We also sell flow rings (the bracelets that Lucy uses in the show) and poetry chapbooks written by Rhi for a fixed price. All our earnings from merchandise go straight into funding more shows and are not for profit.
Where to go for more information
If you are someone who needs to know what actually happens in a play before you see it, then please email firstname.lastname@example.org and ask for the synopsis of The Duck. If you have any further questions then please do get in touch and we will do our best to help.

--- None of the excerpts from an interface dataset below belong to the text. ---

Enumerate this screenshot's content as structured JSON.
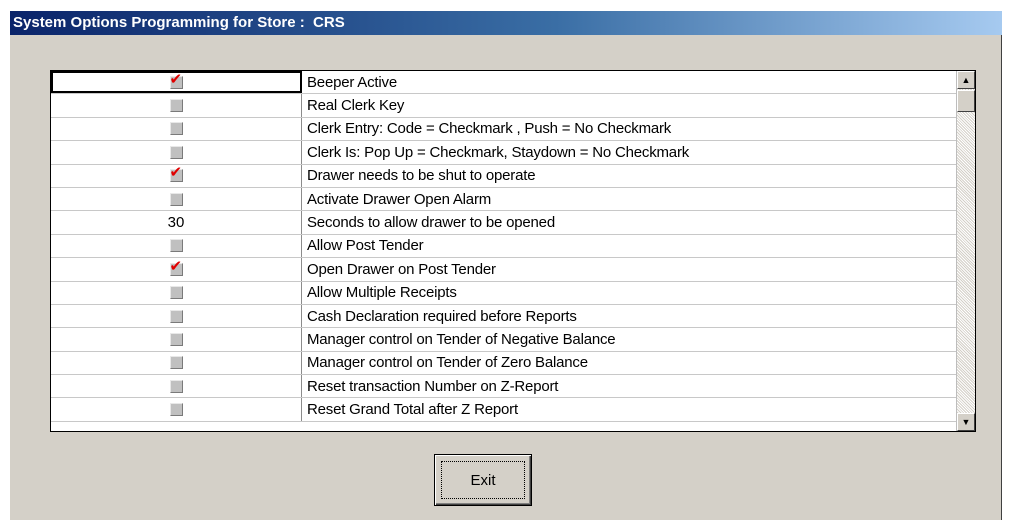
{
  "window": {
    "title": "System Options Programming for Store :  CRS"
  },
  "options": [
    {
      "value_type": "check",
      "checked": true,
      "label": "Beeper Active",
      "selected": true
    },
    {
      "value_type": "check",
      "checked": false,
      "label": "Real Clerk Key"
    },
    {
      "value_type": "check",
      "checked": false,
      "label": "Clerk Entry:  Code = Checkmark , Push = No Checkmark"
    },
    {
      "value_type": "check",
      "checked": false,
      "label": "Clerk Is:  Pop Up = Checkmark,  Staydown = No Checkmark"
    },
    {
      "value_type": "check",
      "checked": true,
      "label": "Drawer needs to be shut to operate"
    },
    {
      "value_type": "check",
      "checked": false,
      "label": "Activate Drawer Open Alarm"
    },
    {
      "value_type": "number",
      "value": "30",
      "label": "Seconds to allow drawer to be opened"
    },
    {
      "value_type": "check",
      "checked": false,
      "label": "Allow Post Tender"
    },
    {
      "value_type": "check",
      "checked": true,
      "label": "Open Drawer on Post Tender"
    },
    {
      "value_type": "check",
      "checked": false,
      "label": "Allow Multiple Receipts"
    },
    {
      "value_type": "check",
      "checked": false,
      "label": "Cash Declaration required before Reports"
    },
    {
      "value_type": "check",
      "checked": false,
      "label": "Manager control on Tender of Negative Balance"
    },
    {
      "value_type": "check",
      "checked": false,
      "label": "Manager control on Tender of Zero Balance"
    },
    {
      "value_type": "check",
      "checked": false,
      "label": "Reset transaction Number on Z-Report"
    },
    {
      "value_type": "check",
      "checked": false,
      "label": "Reset Grand Total after Z Report"
    }
  ],
  "check_mark_glyph": "✔",
  "check_mark_color": "#e00000",
  "scrollbar": {
    "up_icon": "scroll-up-arrow-icon",
    "down_icon": "scroll-down-arrow-icon",
    "up_glyph": "▲",
    "down_glyph": "▼"
  },
  "exit_button": {
    "label": "Exit"
  }
}
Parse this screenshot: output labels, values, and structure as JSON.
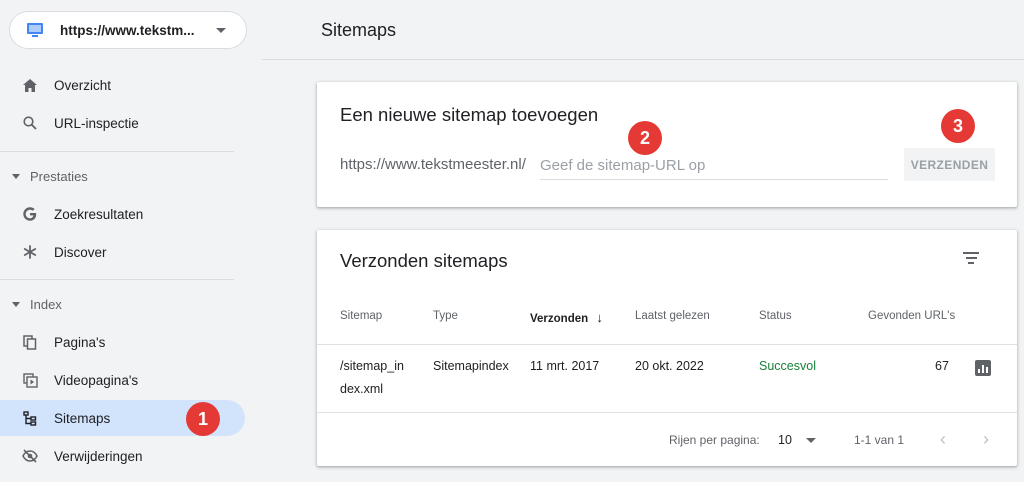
{
  "property": {
    "label": "https://www.tekstm...",
    "icon": "website-icon"
  },
  "nav": {
    "overview": "Overzicht",
    "url_inspection": "URL-inspectie",
    "performance_header": "Prestaties",
    "search_results": "Zoekresultaten",
    "discover": "Discover",
    "index_header": "Index",
    "pages": "Pagina's",
    "video_pages": "Videopagina's",
    "sitemaps": "Sitemaps",
    "removals": "Verwijderingen"
  },
  "header": {
    "title": "Sitemaps"
  },
  "add_card": {
    "title": "Een nieuwe sitemap toevoegen",
    "prefix": "https://www.tekstmeester.nl/",
    "placeholder": "Geef de sitemap-URL op",
    "submit": "VERZENDEN"
  },
  "submitted_card": {
    "title": "Verzonden sitemaps",
    "columns": {
      "sitemap": "Sitemap",
      "type": "Type",
      "submitted": "Verzonden",
      "sort_arrow": "↓",
      "last_read": "Laatst gelezen",
      "status": "Status",
      "found_urls": "Gevonden URL's"
    },
    "rows": [
      {
        "sitemap_line1": "/sitemap_in",
        "sitemap_line2": "dex.xml",
        "type": "Sitemapindex",
        "submitted": "11 mrt. 2017",
        "last_read": "20 okt. 2022",
        "status": "Succesvol",
        "found_urls": "67"
      }
    ],
    "pager": {
      "rows_per_page_label": "Rijen per pagina:",
      "rows_per_page": "10",
      "range": "1-1 van 1",
      "prev": "‹",
      "next": "›"
    }
  },
  "badges": [
    "1",
    "2",
    "3"
  ],
  "colors": {
    "active_nav": "#d2e3fc",
    "badge": "#e53935",
    "success": "#188038"
  }
}
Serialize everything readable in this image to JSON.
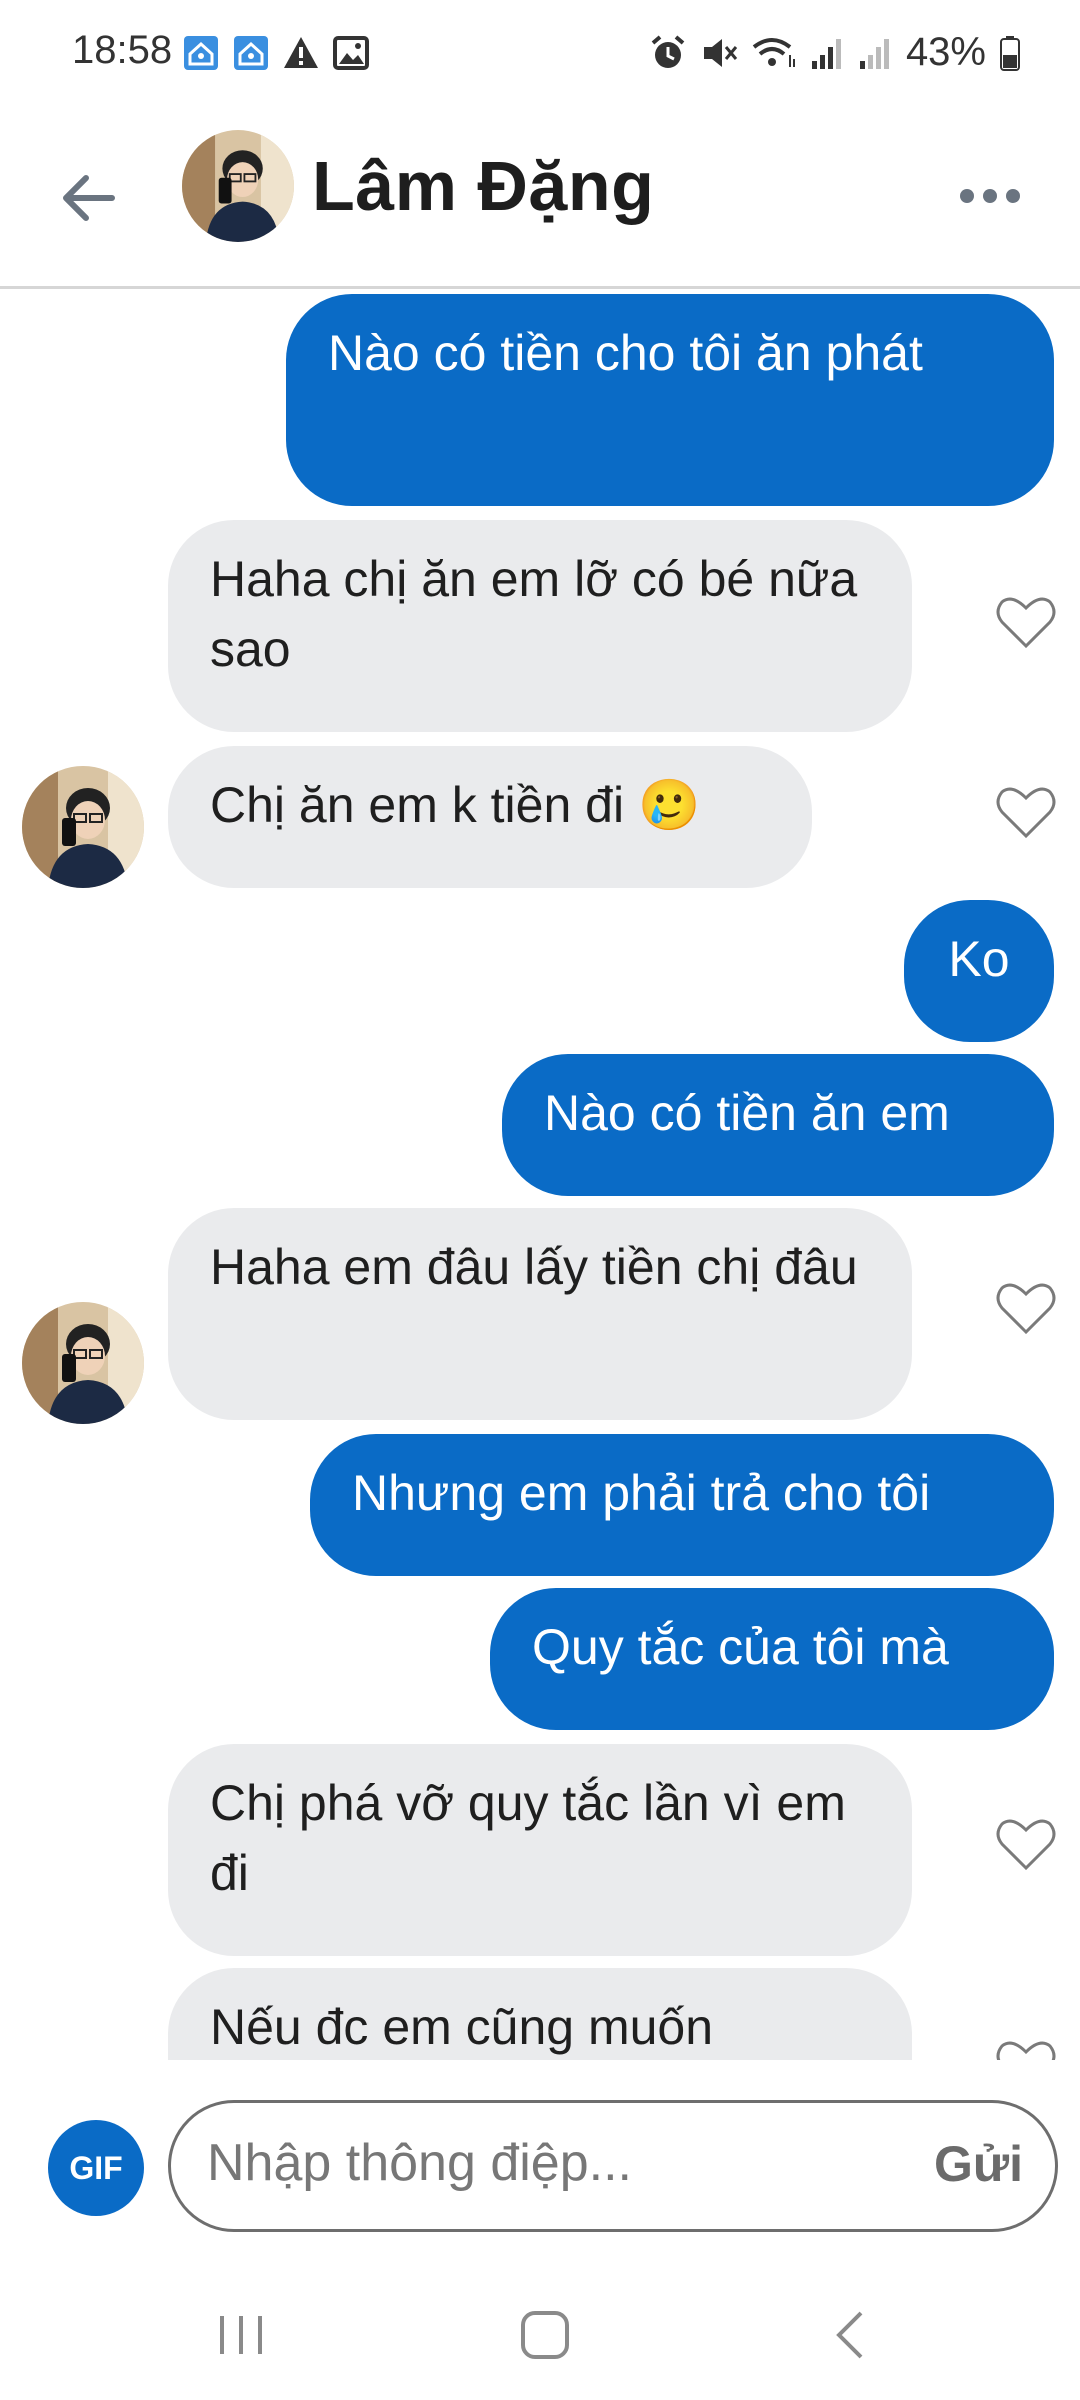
{
  "status_bar": {
    "time": "18:58",
    "battery": "43%",
    "left_icons": [
      "home-notification-icon",
      "home-notification-icon",
      "warning-icon",
      "image-icon"
    ],
    "right_icons": [
      "alarm-icon",
      "mute-icon",
      "wifi-icon",
      "signal-icon",
      "signal-icon",
      "battery-icon"
    ]
  },
  "header": {
    "contact_name": "Lâm Đặng",
    "back_icon": "arrow-left-icon",
    "more_icon": "more-horizontal-icon"
  },
  "messages": [
    {
      "dir": "out",
      "text": "Nào có tiền cho tôi ăn phát"
    },
    {
      "dir": "in",
      "text": "Haha chị ăn em lỡ có bé nữa sao"
    },
    {
      "dir": "in",
      "text": "Chị ăn em k tiền đi 🥲"
    },
    {
      "dir": "out",
      "text": "Ko"
    },
    {
      "dir": "out",
      "text": "Nào có tiền ăn em"
    },
    {
      "dir": "in",
      "text": "Haha em đâu lấy tiền chị đâu"
    },
    {
      "dir": "out",
      "text": "Nhưng em phải trả cho tôi"
    },
    {
      "dir": "out",
      "text": "Quy tắc của tôi mà"
    },
    {
      "dir": "in",
      "text": "Chị phá vỡ quy tắc lần vì em đi"
    },
    {
      "dir": "in",
      "text": "Nếu đc em cũng muốn"
    }
  ],
  "composer": {
    "gif_label": "GIF",
    "placeholder": "Nhập thông điệp...",
    "send_label": "Gửi"
  },
  "colors": {
    "accent": "#0a6bc6",
    "incoming_bubble": "#eaebed"
  }
}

You can also find more information about the venues on their own websites. Some venues are brilliant at providing plenty of information and photos of their venues, others need a bit of work. The best theatres provide photos, videos, floorplans and information about parking, public transport links and quiet spaces. Places are improving all the time, and we’ve found that feeding back to your theatre about what worked and what didn’t can help them learn how to welcome in an autistic audience.
The Autact Theatre Team – here to help
Each venue has a great team of ushers and staff, but if you want to find The Duck’s team, then look no further. We will not all be at every performance, but we are all here to help when we are, you are welcome to ask us anything:
Andy is the easiest of us to recognise. He is 6′ 5″ and has dark hair and a bushy beard with impressive moustache (if you compliment him on his moustache, you will have a friend for life). His height makes him easy to spot in a crowd, so if you’re struggling, head for Andy. He is incredibly nice and is always happy to help (before, after, or even during the show if needed).
Rhi doesn’t have a moustache, but does have moustache-envy. She has a mess of brown curly hair as her identifying feature. She is more than happy to talk to anyone before or after the show, or if you’d rather just give her a wave, she likes that too. Rhi wrote The Duck and will do the Question and Answer session afterwards with Lucy.
Lucy is our actor who plays, The Duck. She has long, straight dark brown hair, that she ties back for the performance. She is really happy to be approached after the show, but will be a bit busy getting ready and focusing beforehand. Lucy is incredibly nice and loves to hear about how people related to the show. If a Q&A is happening Lucy will be there to answer any questions you might have as well as Rhi.